_YOUR TASK_. The records below are to be retyped in full, without any alteration.

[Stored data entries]
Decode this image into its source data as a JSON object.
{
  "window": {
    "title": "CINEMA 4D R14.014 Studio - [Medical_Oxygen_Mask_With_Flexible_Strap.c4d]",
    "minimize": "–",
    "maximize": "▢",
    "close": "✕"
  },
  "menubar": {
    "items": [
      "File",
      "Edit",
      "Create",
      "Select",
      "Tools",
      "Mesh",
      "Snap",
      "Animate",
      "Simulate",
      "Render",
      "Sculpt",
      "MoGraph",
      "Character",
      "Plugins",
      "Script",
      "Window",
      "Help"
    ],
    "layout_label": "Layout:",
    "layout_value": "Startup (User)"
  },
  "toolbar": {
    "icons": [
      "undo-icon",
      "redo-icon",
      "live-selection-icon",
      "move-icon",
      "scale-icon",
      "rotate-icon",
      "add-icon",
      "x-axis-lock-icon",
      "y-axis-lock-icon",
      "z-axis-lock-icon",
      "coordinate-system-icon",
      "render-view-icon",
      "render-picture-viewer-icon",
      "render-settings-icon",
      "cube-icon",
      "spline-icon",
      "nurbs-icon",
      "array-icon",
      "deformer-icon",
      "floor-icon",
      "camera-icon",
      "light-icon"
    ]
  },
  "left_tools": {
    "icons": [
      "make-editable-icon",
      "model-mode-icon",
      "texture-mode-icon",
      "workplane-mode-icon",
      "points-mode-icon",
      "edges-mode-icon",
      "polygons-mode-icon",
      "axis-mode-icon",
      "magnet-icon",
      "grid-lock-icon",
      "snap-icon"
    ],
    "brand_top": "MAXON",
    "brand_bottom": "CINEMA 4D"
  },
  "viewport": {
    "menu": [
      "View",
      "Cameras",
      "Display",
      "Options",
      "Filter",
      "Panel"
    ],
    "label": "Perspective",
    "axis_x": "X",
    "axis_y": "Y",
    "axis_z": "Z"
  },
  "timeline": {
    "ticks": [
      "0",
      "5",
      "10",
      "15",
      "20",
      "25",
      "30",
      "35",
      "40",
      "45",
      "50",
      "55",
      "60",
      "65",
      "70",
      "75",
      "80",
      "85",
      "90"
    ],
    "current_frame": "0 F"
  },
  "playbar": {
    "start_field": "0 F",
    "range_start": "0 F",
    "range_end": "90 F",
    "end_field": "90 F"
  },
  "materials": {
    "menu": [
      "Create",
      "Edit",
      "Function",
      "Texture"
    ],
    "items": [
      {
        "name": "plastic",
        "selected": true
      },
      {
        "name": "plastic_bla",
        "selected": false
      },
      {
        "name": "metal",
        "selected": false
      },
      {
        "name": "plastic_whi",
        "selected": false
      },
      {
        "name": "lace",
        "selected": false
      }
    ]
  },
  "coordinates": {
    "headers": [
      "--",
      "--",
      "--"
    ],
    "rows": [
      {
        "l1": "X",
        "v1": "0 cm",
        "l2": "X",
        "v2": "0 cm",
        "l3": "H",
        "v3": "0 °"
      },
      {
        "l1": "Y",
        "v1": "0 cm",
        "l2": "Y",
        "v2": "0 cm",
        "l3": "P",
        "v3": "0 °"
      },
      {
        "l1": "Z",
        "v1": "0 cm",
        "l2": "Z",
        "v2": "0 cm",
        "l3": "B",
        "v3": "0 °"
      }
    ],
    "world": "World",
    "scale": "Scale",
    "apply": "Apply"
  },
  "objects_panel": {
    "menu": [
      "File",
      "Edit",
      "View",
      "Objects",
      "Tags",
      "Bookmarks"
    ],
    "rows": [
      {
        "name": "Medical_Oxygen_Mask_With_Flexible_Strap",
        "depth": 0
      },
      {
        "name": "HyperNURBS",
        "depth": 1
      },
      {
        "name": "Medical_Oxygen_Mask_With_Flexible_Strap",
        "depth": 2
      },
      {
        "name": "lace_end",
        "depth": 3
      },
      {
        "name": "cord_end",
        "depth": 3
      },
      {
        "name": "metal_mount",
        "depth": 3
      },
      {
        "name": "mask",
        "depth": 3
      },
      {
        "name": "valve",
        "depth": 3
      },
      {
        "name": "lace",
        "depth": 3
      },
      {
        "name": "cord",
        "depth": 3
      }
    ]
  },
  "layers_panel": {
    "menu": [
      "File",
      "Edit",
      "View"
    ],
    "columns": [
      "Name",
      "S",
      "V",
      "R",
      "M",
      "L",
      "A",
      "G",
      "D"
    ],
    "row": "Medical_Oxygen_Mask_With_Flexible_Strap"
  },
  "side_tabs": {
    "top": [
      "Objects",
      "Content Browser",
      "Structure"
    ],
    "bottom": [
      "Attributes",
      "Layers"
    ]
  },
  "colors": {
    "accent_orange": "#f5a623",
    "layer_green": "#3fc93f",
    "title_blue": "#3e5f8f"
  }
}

_EXERCISE OUTPUT_.
Decode this image into its source data as a JSON object.
{
  "window": {
    "title": "CINEMA 4D R14.014 Studio - [Medical_Oxygen_Mask_With_Flexible_Strap.c4d]",
    "minimize": "–",
    "maximize": "▢",
    "close": "✕"
  },
  "menubar": {
    "items": [
      "File",
      "Edit",
      "Create",
      "Select",
      "Tools",
      "Mesh",
      "Snap",
      "Animate",
      "Simulate",
      "Render",
      "Sculpt",
      "MoGraph",
      "Character",
      "Plugins",
      "Script",
      "Window",
      "Help"
    ],
    "layout_label": "Layout:",
    "layout_value": "Startup (User)"
  },
  "toolbar": {
    "icons": [
      "undo-icon",
      "redo-icon",
      "live-selection-icon",
      "move-icon",
      "scale-icon",
      "rotate-icon",
      "add-icon",
      "x-axis-lock-icon",
      "y-axis-lock-icon",
      "z-axis-lock-icon",
      "coordinate-system-icon",
      "render-view-icon",
      "render-picture-viewer-icon",
      "render-settings-icon",
      "cube-icon",
      "spline-icon",
      "nurbs-icon",
      "array-icon",
      "deformer-icon",
      "floor-icon",
      "camera-icon",
      "light-icon"
    ]
  },
  "left_tools": {
    "icons": [
      "make-editable-icon",
      "model-mode-icon",
      "texture-mode-icon",
      "workplane-mode-icon",
      "points-mode-icon",
      "edges-mode-icon",
      "polygons-mode-icon",
      "axis-mode-icon",
      "magnet-icon",
      "grid-lock-icon",
      "snap-icon"
    ],
    "brand_top": "MAXON",
    "brand_bottom": "CINEMA 4D"
  },
  "viewport": {
    "menu": [
      "View",
      "Cameras",
      "Display",
      "Options",
      "Filter",
      "Panel"
    ],
    "label": "Perspective",
    "axis_x": "X",
    "axis_y": "Y",
    "axis_z": "Z"
  },
  "timeline": {
    "ticks": [
      "0",
      "5",
      "10",
      "15",
      "20",
      "25",
      "30",
      "35",
      "40",
      "45",
      "50",
      "55",
      "60",
      "65",
      "70",
      "75",
      "80",
      "85",
      "90"
    ],
    "current_frame": "0 F"
  },
  "playbar": {
    "start_field": "0 F",
    "range_start": "0 F",
    "range_end": "90 F",
    "end_field": "90 F"
  },
  "materials": {
    "menu": [
      "Create",
      "Edit",
      "Function",
      "Texture"
    ],
    "items": [
      {
        "name": "plastic",
        "selected": true
      },
      {
        "name": "plastic_bla",
        "selected": false
      },
      {
        "name": "metal",
        "selected": false
      },
      {
        "name": "plastic_whi",
        "selected": false
      },
      {
        "name": "lace",
        "selected": false
      }
    ]
  },
  "coordinates": {
    "headers": [
      "--",
      "--",
      "--"
    ],
    "rows": [
      {
        "l1": "X",
        "v1": "0 cm",
        "l2": "X",
        "v2": "0 cm",
        "l3": "H",
        "v3": "0 °"
      },
      {
        "l1": "Y",
        "v1": "0 cm",
        "l2": "Y",
        "v2": "0 cm",
        "l3": "P",
        "v3": "0 °"
      },
      {
        "l1": "Z",
        "v1": "0 cm",
        "l2": "Z",
        "v2": "0 cm",
        "l3": "B",
        "v3": "0 °"
      }
    ],
    "world": "World",
    "scale": "Scale",
    "apply": "Apply"
  },
  "objects_panel": {
    "menu": [
      "File",
      "Edit",
      "View",
      "Objects",
      "Tags",
      "Bookmarks"
    ],
    "rows": [
      {
        "name": "Medical_Oxygen_Mask_With_Flexible_Strap",
        "depth": 0
      },
      {
        "name": "HyperNURBS",
        "depth": 1
      },
      {
        "name": "Medical_Oxygen_Mask_With_Flexible_Strap",
        "depth": 2
      },
      {
        "name": "lace_end",
        "depth": 3
      },
      {
        "name": "cord_end",
        "depth": 3
      },
      {
        "name": "metal_mount",
        "depth": 3
      },
      {
        "name": "mask",
        "depth": 3
      },
      {
        "name": "valve",
        "depth": 3
      },
      {
        "name": "lace",
        "depth": 3
      },
      {
        "name": "cord",
        "depth": 3
      }
    ]
  },
  "layers_panel": {
    "menu": [
      "File",
      "Edit",
      "View"
    ],
    "columns": [
      "Name",
      "S",
      "V",
      "R",
      "M",
      "L",
      "A",
      "G",
      "D"
    ],
    "row": "Medical_Oxygen_Mask_With_Flexible_Strap"
  },
  "side_tabs": {
    "top": [
      "Objects",
      "Content Browser",
      "Structure"
    ],
    "bottom": [
      "Attributes",
      "Layers"
    ]
  },
  "colors": {
    "accent_orange": "#f5a623",
    "layer_green": "#3fc93f",
    "title_blue": "#3e5f8f"
  }
}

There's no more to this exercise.